┌────────

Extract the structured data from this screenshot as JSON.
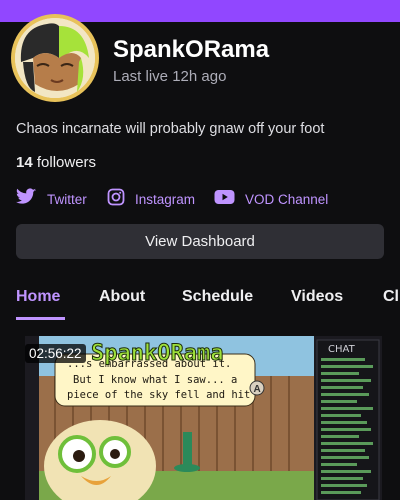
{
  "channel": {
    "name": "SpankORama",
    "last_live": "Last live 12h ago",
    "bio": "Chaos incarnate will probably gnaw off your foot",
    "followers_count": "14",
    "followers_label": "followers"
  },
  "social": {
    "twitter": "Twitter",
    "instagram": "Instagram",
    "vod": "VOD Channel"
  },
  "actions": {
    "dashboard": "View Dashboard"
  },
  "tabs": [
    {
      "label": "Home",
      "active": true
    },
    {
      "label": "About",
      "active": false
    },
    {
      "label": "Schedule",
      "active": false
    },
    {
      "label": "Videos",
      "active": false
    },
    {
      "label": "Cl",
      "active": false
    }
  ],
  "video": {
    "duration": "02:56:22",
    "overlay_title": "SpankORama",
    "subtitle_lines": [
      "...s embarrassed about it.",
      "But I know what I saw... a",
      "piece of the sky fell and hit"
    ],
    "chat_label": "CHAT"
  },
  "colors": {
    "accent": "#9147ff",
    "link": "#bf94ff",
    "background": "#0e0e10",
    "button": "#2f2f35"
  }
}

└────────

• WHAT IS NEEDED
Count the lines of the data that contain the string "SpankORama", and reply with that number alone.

• RESPONSE
2